Previous Posts

More blogs to enjoy!!!
Thank you for visiting Mark D. Roberts. This blog is no longer being updated. Please enjoy the archives. Here are some other blogs you may also enjoy: Red Letters with Tom Davis Recent prayer post on Prayables Most Recent Inspiration blog post Happy Reading!  

posted 2:09:11pm Aug. 27, 2012 | read full post »

Why Did Jesus Have to Die? Conclusions
In this series on the death of Jesus, I have presented four different perspectives on why Jesus had to die: Roman, Jewish, Jesus’, and Early Christian. I believe that each of these points of view has merit, and that we cannot fully understand the necessity of Jesus’ death without taking them all

posted 2:47:39am Apr. 11, 2011 | read full post »

Sunday Inspiration from the High Calling
Can We Find God in the City? Psalm 48:1-14 Go, inspect the city of Jerusalem. Walk around and count the many towers. Take note of the fortified walls, and tour all the citadels, that you may describe them to future generations. For that is what God is like. He is our God forever and ever,

posted 2:05:51am Apr. 10, 2011 | read full post »

Why Did Jesus Have to Die? The Perspective of the First Christians, Part 3
An Act and Symbol of Love Perhaps one of the most startling of the early Christian interpretations of the cross was that it was all about love. It’s easy in our day, when crosses are religious symbols, attractive ornaments, and trendy jewelry to associate the cross with love. But, in the first

posted 2:41:47am Apr. 08, 2011 | read full post »

Why Did Jesus Have to Die? The Perspective of the First Christians, Part 2
The Means of Reconciliation In my last post, I examined one of the very earliest Christian statements of the purpose of Jesus’ death. According to the tradition encapsulated in 1 Corinthians 15, Jesus died “for our sins in accordance with the scriptures” (15:3). Yet this text doesn’t expl

posted 2:30:03am Apr. 07, 2011 | read full post »

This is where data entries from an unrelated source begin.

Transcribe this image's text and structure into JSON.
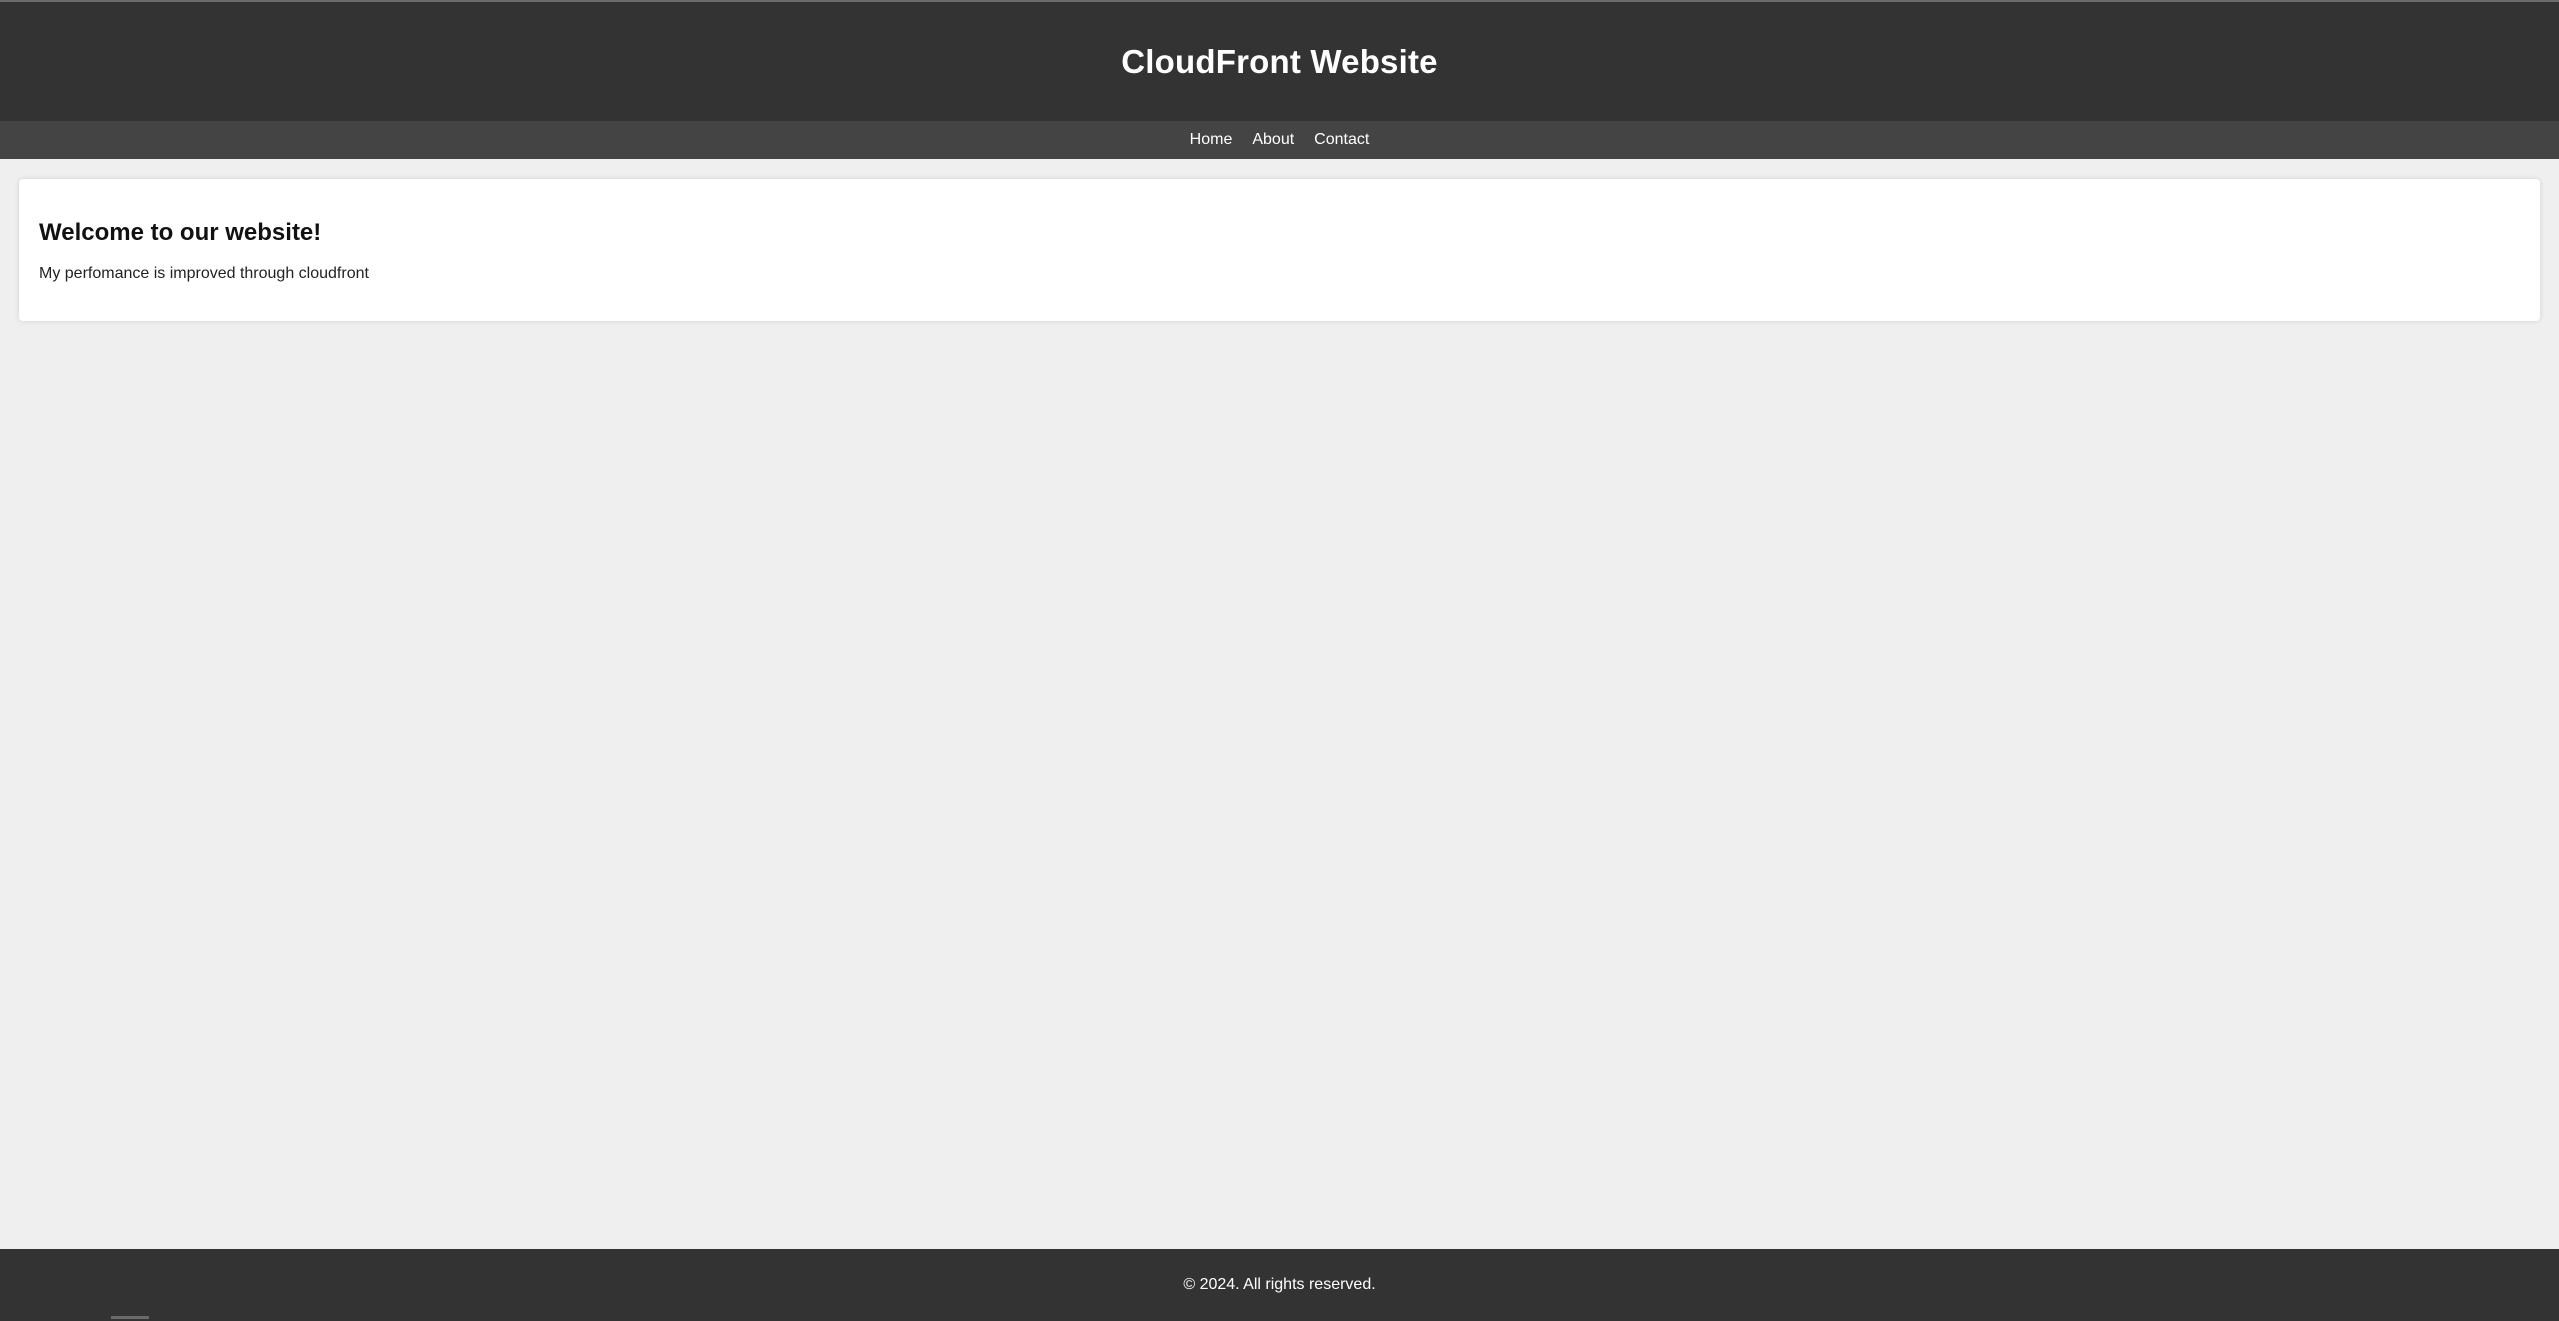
{
  "header": {
    "title": "CloudFront Website"
  },
  "nav": {
    "items": [
      {
        "label": "Home"
      },
      {
        "label": "About"
      },
      {
        "label": "Contact"
      }
    ]
  },
  "main": {
    "heading": "Welcome to our website!",
    "body": "My perfomance is improved through cloudfront"
  },
  "footer": {
    "text": "© 2024. All rights reserved."
  },
  "colors": {
    "page_background": "#efefef",
    "header_background": "#333333",
    "nav_background": "#444444",
    "card_background": "#ffffff",
    "text_light": "#ffffff"
  }
}
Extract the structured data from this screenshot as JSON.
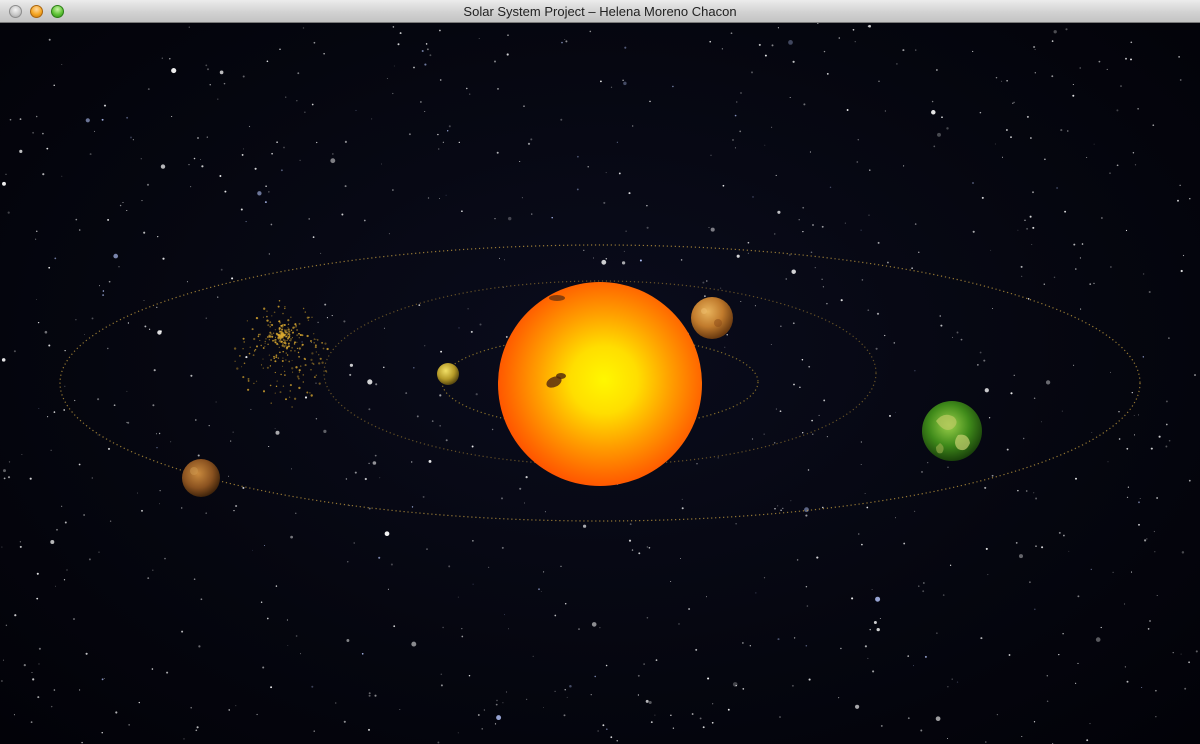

Report as Inappropriate

You are reporting this content because it violates the Terms of Service.

All reported content is logged for investigation.